''The Lebanese are not comfortable with it - they just can't figure out what to replace it with.'' In many ways Lebanon is a cautionary tale for Iraq. Members of the Bush administration have argued that a democratic Iraq would become a beacon of change for the region. But Lebanon stands as a reminder that a democracy surrounded by authoritarian regimes is going to be the most vulnerable to regional upheaval. ''You can't have an island of democracy in the Middle East and expect it to do well,'' said General Michel Aoun, the exiled former prime minister of Lebanon, in a phone interview from his home in France. ''The others will destroy it just like they did Lebanon.'' And if a power-sharing system makes sense for Iraq as a first step toward democracy, the Lebanon lesson is that it could turn out to be the final step. After all, when Lebanon's confessional system was introduced in 1943, it was supposed to be temporary. But when power is doled out to sects rather than individuals, the sects become the defining groupings in society and their leaders tend to fight any efforts that might dilute their power. This, after all, is a nation whose last official census was in 1932.
Under the agreement that ended the civil war, power in Lebanon was
recalibrated - Muslims gained some, Christians lost some - but the sectarian divisions
have only gotten stronger. ''When you know the government is the last place for you to go,
you tend to crouch back to your sect,'' said Jamil Mroue, publisher of the
English-language Lebanese newspaper The Daily Star.
''Why should I need to go to the leader of my Shia confession if I have a rent problem? This is crazy.''
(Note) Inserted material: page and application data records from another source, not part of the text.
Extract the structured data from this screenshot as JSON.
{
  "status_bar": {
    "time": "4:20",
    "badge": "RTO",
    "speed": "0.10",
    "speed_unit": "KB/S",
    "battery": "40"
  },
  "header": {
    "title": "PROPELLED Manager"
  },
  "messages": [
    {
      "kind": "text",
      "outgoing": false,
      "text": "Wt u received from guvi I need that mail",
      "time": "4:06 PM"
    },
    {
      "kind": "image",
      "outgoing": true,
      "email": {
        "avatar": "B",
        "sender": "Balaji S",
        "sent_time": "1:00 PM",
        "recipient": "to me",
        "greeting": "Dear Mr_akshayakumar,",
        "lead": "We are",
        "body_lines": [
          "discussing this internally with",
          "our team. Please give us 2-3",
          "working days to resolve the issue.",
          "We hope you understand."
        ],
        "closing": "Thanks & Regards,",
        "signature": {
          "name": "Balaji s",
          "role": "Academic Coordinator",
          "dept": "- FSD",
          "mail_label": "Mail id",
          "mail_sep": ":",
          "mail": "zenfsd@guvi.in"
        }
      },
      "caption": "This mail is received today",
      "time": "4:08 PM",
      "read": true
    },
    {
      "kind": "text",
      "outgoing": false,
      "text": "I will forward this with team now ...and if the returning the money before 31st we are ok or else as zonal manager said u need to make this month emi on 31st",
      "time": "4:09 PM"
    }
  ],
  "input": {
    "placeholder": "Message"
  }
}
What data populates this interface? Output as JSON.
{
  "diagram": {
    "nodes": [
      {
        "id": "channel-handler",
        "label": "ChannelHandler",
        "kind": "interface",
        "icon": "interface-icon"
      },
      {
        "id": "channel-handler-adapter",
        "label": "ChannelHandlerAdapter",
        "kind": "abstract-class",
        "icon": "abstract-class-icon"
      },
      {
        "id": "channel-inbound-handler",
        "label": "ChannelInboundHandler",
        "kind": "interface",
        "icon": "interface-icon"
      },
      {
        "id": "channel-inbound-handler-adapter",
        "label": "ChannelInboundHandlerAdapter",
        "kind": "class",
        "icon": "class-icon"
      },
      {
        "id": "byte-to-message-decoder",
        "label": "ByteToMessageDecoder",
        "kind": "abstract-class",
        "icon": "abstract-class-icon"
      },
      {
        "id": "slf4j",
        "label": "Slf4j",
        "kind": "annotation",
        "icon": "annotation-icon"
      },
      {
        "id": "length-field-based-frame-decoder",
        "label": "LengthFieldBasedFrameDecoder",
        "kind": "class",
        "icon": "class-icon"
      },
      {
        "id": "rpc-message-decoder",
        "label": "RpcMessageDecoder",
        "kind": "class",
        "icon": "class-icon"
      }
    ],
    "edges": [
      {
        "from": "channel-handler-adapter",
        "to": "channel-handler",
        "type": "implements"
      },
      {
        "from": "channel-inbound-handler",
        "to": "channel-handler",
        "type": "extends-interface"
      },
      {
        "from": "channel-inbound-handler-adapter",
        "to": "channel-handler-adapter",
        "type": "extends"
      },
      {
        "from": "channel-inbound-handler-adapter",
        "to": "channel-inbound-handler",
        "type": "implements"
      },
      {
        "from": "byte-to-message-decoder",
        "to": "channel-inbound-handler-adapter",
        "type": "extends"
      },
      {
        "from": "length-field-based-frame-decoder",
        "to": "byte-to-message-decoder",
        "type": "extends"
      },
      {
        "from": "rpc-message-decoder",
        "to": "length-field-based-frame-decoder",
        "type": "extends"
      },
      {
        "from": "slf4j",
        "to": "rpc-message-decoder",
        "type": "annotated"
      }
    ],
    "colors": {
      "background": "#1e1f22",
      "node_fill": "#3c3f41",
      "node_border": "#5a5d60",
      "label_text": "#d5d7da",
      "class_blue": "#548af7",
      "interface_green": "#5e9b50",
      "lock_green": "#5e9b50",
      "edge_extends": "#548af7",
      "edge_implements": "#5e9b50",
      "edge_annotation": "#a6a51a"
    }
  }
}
After a decade of heavy Syrian influence over Lebanon, there is considerable worry across many sects that Lebanon's distinctive openness may never return. ''We are getting closer to a police state like Syria,'' said Nawaf Salam, a prominent Sunni attorney whose uncle was a long-serving prime minister of Lebanon. ''I wouldn't go so far as to say we are sinking into authoritarianism, but definitely I would say democracy is not doing well.''
Yet the fact that Syria's role can be discussed today in Lebanon is a big improvement over just a few years ago, when people were automatically jailed for such boldness, says Ghassan Moukheiber, a longtime democracy activist and newly elected member of Parliament. ''It's still sensitive but it's no longer taboo,'' he said. Last month Syria even withdrew an estimated 2,500 of its 20,000 troops in Lebanon. Moukheiber says it's important that the Lebanese, as dispirited as they may be over the state of their democracy, remember the advantages they have over the rest of the Arab world, and continue the struggle so they can be a model for places like Iraq. ''In the kingdom of the blind,'' he said, ''the one-eyed is always the king.''
Neil Swidey can be reached atmailto:%email@example.com. This story ran on page A1 of the Boston Globe on 3/10/2003. © Copyright 2003 Globe Newspaper Company.
©Copyright 2003 New York Times Company